→ YOUR INSTRUCTIONS: Going through the data below, copy out each line where the word "shortcut" shows up.

*** Begin section ***

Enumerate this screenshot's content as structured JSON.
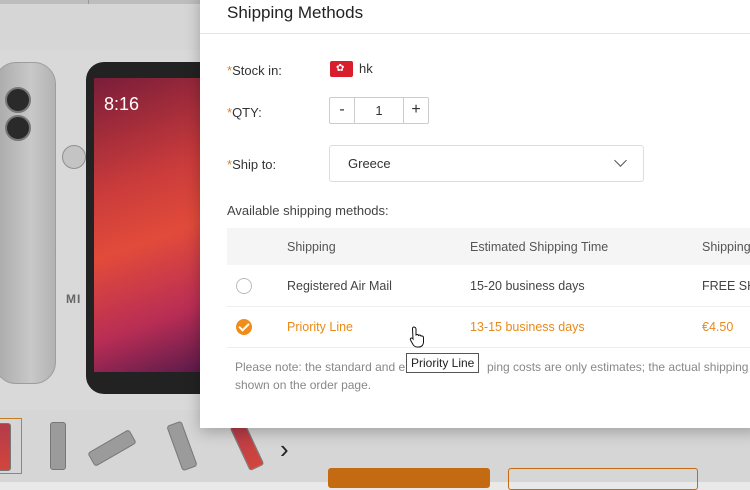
{
  "modal": {
    "title": "Shipping Methods",
    "stock": {
      "required": "*",
      "label": "Stock in:",
      "value": "hk"
    },
    "qty": {
      "required": "*",
      "label": "QTY:",
      "minus": "-",
      "value": "1",
      "plus": "+"
    },
    "ship_to": {
      "required": "*",
      "label": "Ship to:",
      "value": "Greece"
    },
    "available_label": "Available shipping methods:",
    "table": {
      "headers": [
        "Shipping",
        "Estimated Shipping Time",
        "Shipping"
      ],
      "rows": [
        {
          "method": "Registered Air Mail",
          "time": "15-20 business days",
          "cost": "FREE SHI",
          "selected": false
        },
        {
          "method": "Priority Line",
          "time": "13-15 business days",
          "cost": "€4.50",
          "selected": true
        }
      ]
    },
    "note": {
      "line1_start": "Please note: the standard and e",
      "line1_end": "ping costs are only estimates; the actual shipping",
      "line2": "shown on the order page."
    }
  },
  "tooltip": "Priority Line",
  "background": {
    "phone_clock": "8:16",
    "phone_brand": "MI",
    "next_arrow": "›"
  },
  "colors": {
    "accent": "#f08c1a",
    "required": "#e67e22",
    "flag": "#d81e2c"
  }
}
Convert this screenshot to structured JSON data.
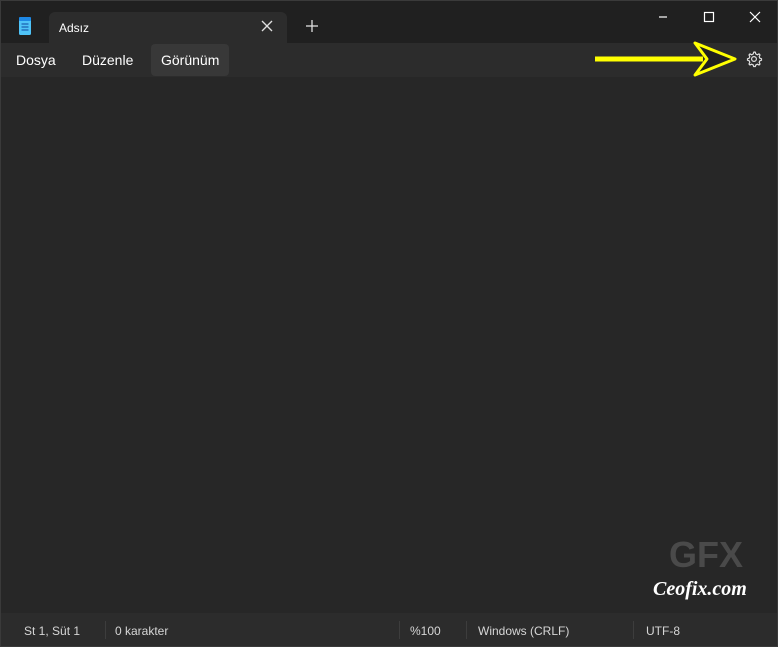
{
  "tab": {
    "title": "Adsız"
  },
  "menu": {
    "items": [
      "Dosya",
      "Düzenle",
      "Görünüm"
    ]
  },
  "status": {
    "position": "St 1, Süt 1",
    "chars": "0 karakter",
    "zoom": "%100",
    "line_ending": "Windows (CRLF)",
    "encoding": "UTF-8"
  },
  "watermark": {
    "logo": "GFX",
    "text": "Ceofix.com"
  },
  "icons": {
    "app": "notepad-icon",
    "tab_close": "close-icon",
    "new_tab": "plus-icon",
    "minimize": "minimize-icon",
    "maximize": "maximize-icon",
    "close": "close-icon",
    "settings": "gear-icon",
    "annotation": "arrow-icon"
  },
  "colors": {
    "annotation_arrow": "#ffff00",
    "accent": "#4fc3f7"
  }
}
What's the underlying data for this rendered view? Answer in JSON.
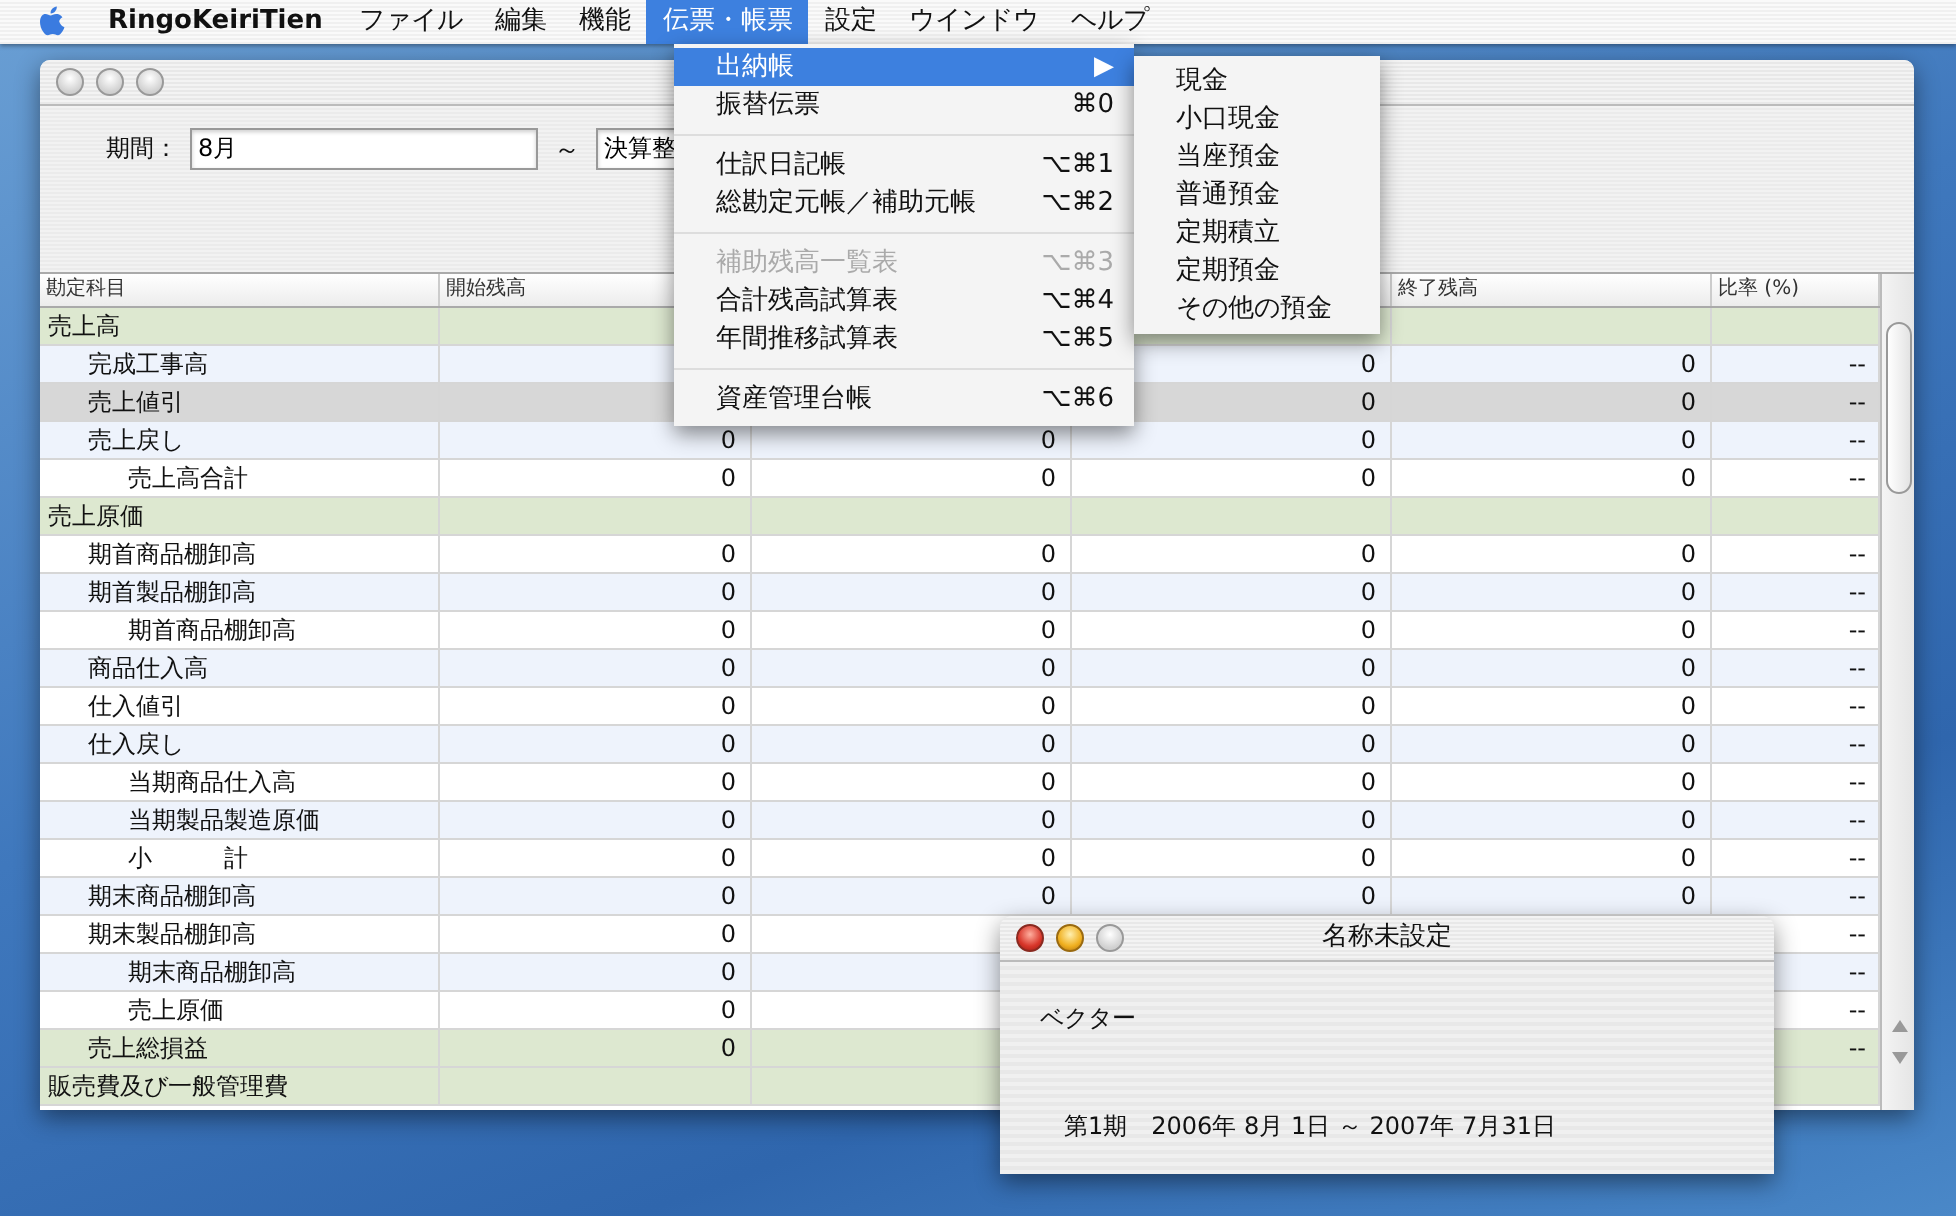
{
  "menu_bar": {
    "items": [
      {
        "label": "RingoKeiriTien",
        "kind": "app",
        "selected": false
      },
      {
        "label": "ファイル",
        "kind": "menu",
        "selected": false
      },
      {
        "label": "編集",
        "kind": "menu",
        "selected": false
      },
      {
        "label": "機能",
        "kind": "menu",
        "selected": false
      },
      {
        "label": "伝票・帳票",
        "kind": "menu",
        "selected": true
      },
      {
        "label": "設定",
        "kind": "menu",
        "selected": false
      },
      {
        "label": "ウインドウ",
        "kind": "menu",
        "selected": false
      },
      {
        "label": "ヘルプ",
        "kind": "menu",
        "selected": false
      }
    ]
  },
  "menu": {
    "items": [
      {
        "kind": "item",
        "label": "出納帳",
        "shortcut": "▶",
        "selected": true,
        "disabled": false
      },
      {
        "kind": "item",
        "label": "振替伝票",
        "shortcut": "⌘0",
        "selected": false,
        "disabled": false
      },
      {
        "kind": "separator"
      },
      {
        "kind": "item",
        "label": "仕訳日記帳",
        "shortcut": "⌥⌘1",
        "selected": false,
        "disabled": false
      },
      {
        "kind": "item",
        "label": "総勘定元帳／補助元帳",
        "shortcut": "⌥⌘2",
        "selected": false,
        "disabled": false
      },
      {
        "kind": "separator"
      },
      {
        "kind": "item",
        "label": "補助残高一覧表",
        "shortcut": "⌥⌘3",
        "selected": false,
        "disabled": true
      },
      {
        "kind": "item",
        "label": "合計残高試算表",
        "shortcut": "⌥⌘4",
        "selected": false,
        "disabled": false
      },
      {
        "kind": "item",
        "label": "年間推移試算表",
        "shortcut": "⌥⌘5",
        "selected": false,
        "disabled": false
      },
      {
        "kind": "separator"
      },
      {
        "kind": "item",
        "label": "資産管理台帳",
        "shortcut": "⌥⌘6",
        "selected": false,
        "disabled": false
      }
    ]
  },
  "submenu": {
    "items": [
      {
        "label": "現金",
        "selected": false
      },
      {
        "label": "小口現金",
        "selected": false
      },
      {
        "label": "当座預金",
        "selected": false
      },
      {
        "label": "普通預金",
        "selected": false
      },
      {
        "label": "定期積立",
        "selected": false
      },
      {
        "label": "定期預金",
        "selected": false
      },
      {
        "label": "その他の預金",
        "selected": false
      }
    ]
  },
  "main_window": {
    "active": false,
    "period_label": "期間：",
    "period_from": "8月",
    "range_sign": "～",
    "period_to": "決算整",
    "table": {
      "columns": {
        "account": "勘定科目",
        "opening": "開始残高",
        "closing": "終了残高",
        "ratio": "比率 (%)"
      },
      "rows": [
        {
          "kind": "heading",
          "label": "売上高",
          "selected": false,
          "children": [
            {
              "kind": "item",
              "label": "完成工事高",
              "selected": false,
              "values": {
                "column_4": "0",
                "closing": "0",
                "ratio": "--"
              }
            },
            {
              "kind": "item",
              "label": "売上値引",
              "selected": true,
              "values": {
                "column_4": "0",
                "closing": "0",
                "ratio": "--"
              }
            },
            {
              "kind": "item",
              "label": "売上戻し",
              "selected": false,
              "values": {
                "opening": "0",
                "column_3": "0",
                "column_4": "0",
                "closing": "0",
                "ratio": "--"
              },
              "children": [
                {
                  "kind": "item",
                  "label": "売上高合計",
                  "selected": false,
                  "values": {
                    "opening": "0",
                    "column_3": "0",
                    "column_4": "0",
                    "closing": "0",
                    "ratio": "--"
                  }
                }
              ]
            }
          ]
        },
        {
          "kind": "heading",
          "label": "売上原価",
          "selected": false,
          "children": [
            {
              "kind": "item",
              "label": "期首商品棚卸高",
              "selected": false,
              "values": {
                "opening": "0",
                "column_3": "0",
                "column_4": "0",
                "closing": "0",
                "ratio": "--"
              }
            },
            {
              "kind": "item",
              "label": "期首製品棚卸高",
              "selected": false,
              "values": {
                "opening": "0",
                "column_3": "0",
                "column_4": "0",
                "closing": "0",
                "ratio": "--"
              },
              "children": [
                {
                  "kind": "item",
                  "label": "期首商品棚卸高",
                  "selected": false,
                  "values": {
                    "opening": "0",
                    "column_3": "0",
                    "column_4": "0",
                    "closing": "0",
                    "ratio": "--"
                  }
                }
              ]
            },
            {
              "kind": "item",
              "label": "商品仕入高",
              "selected": false,
              "values": {
                "opening": "0",
                "column_3": "0",
                "column_4": "0",
                "closing": "0",
                "ratio": "--"
              }
            },
            {
              "kind": "item",
              "label": "仕入値引",
              "selected": false,
              "values": {
                "opening": "0",
                "column_3": "0",
                "column_4": "0",
                "closing": "0",
                "ratio": "--"
              }
            },
            {
              "kind": "item",
              "label": "仕入戻し",
              "selected": false,
              "values": {
                "opening": "0",
                "column_3": "0",
                "column_4": "0",
                "closing": "0",
                "ratio": "--"
              },
              "children": [
                {
                  "kind": "item",
                  "label": "当期商品仕入高",
                  "selected": false,
                  "values": {
                    "opening": "0",
                    "column_3": "0",
                    "column_4": "0",
                    "closing": "0",
                    "ratio": "--"
                  }
                },
                {
                  "kind": "item",
                  "label": "当期製品製造原価",
                  "selected": false,
                  "values": {
                    "opening": "0",
                    "column_3": "0",
                    "column_4": "0",
                    "closing": "0",
                    "ratio": "--"
                  }
                },
                {
                  "kind": "item",
                  "label": "小　　　計",
                  "selected": false,
                  "values": {
                    "opening": "0",
                    "column_3": "0",
                    "column_4": "0",
                    "closing": "0",
                    "ratio": "--"
                  }
                }
              ]
            },
            {
              "kind": "item",
              "label": "期末商品棚卸高",
              "selected": false,
              "values": {
                "opening": "0",
                "column_3": "0",
                "column_4": "0",
                "closing": "0",
                "ratio": "--"
              }
            },
            {
              "kind": "item",
              "label": "期末製品棚卸高",
              "selected": false,
              "values": {
                "opening": "0",
                "ratio": "--"
              },
              "children": [
                {
                  "kind": "item",
                  "label": "期末商品棚卸高",
                  "selected": false,
                  "values": {
                    "opening": "0",
                    "ratio": "--"
                  }
                },
                {
                  "kind": "item",
                  "label": "売上原価",
                  "selected": false,
                  "values": {
                    "opening": "0",
                    "ratio": "--"
                  }
                }
              ]
            },
            {
              "kind": "total",
              "label": "売上総損益",
              "selected": false,
              "values": {
                "opening": "0",
                "ratio": "--"
              }
            }
          ]
        },
        {
          "kind": "heading",
          "label": "販売費及び一般管理費",
          "selected": false
        }
      ]
    }
  },
  "info_window": {
    "active": true,
    "title": "名称未設定",
    "company": "ベクター",
    "period": "第1期　2006年 8月 1日 ～ 2007年 7月31日"
  }
}
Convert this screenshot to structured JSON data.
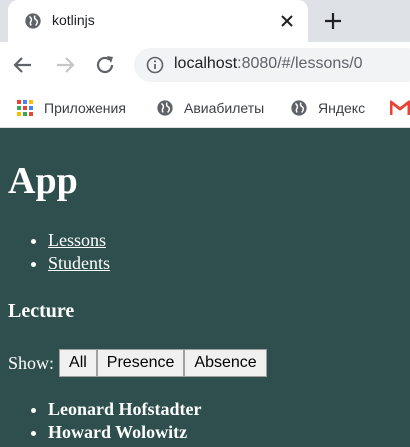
{
  "browser": {
    "tab_title": "kotlinjs",
    "url_host": "localhost",
    "url_rest": ":8080/#/lessons/0",
    "bookmarks": [
      {
        "label": "Приложения",
        "icon": "apps-grid-icon"
      },
      {
        "label": "Авиабилеты",
        "icon": "globe-icon"
      },
      {
        "label": "Яндекс",
        "icon": "globe-icon"
      }
    ]
  },
  "app": {
    "title": "App",
    "nav": [
      "Lessons",
      "Students"
    ],
    "section_title": "Lecture",
    "filter_label": "Show:",
    "filters": [
      "All",
      "Presence",
      "Absence"
    ],
    "students": [
      "Leonard Hofstadter",
      "Howard Wolowitz"
    ]
  },
  "colors": {
    "page_background": "#2f4f4f",
    "tab_strip": "#dee1e6"
  }
}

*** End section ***

→ OUTPUT BELOW:
        "shortcut": "▶",
        "shortcut": "⌘0",
        "shortcut": "⌥⌘1",
        "shortcut": "⌥⌘2",
        "shortcut": "⌥⌘3",
        "shortcut": "⌥⌘4",
        "shortcut": "⌥⌘5",
        "shortcut": "⌥⌘6",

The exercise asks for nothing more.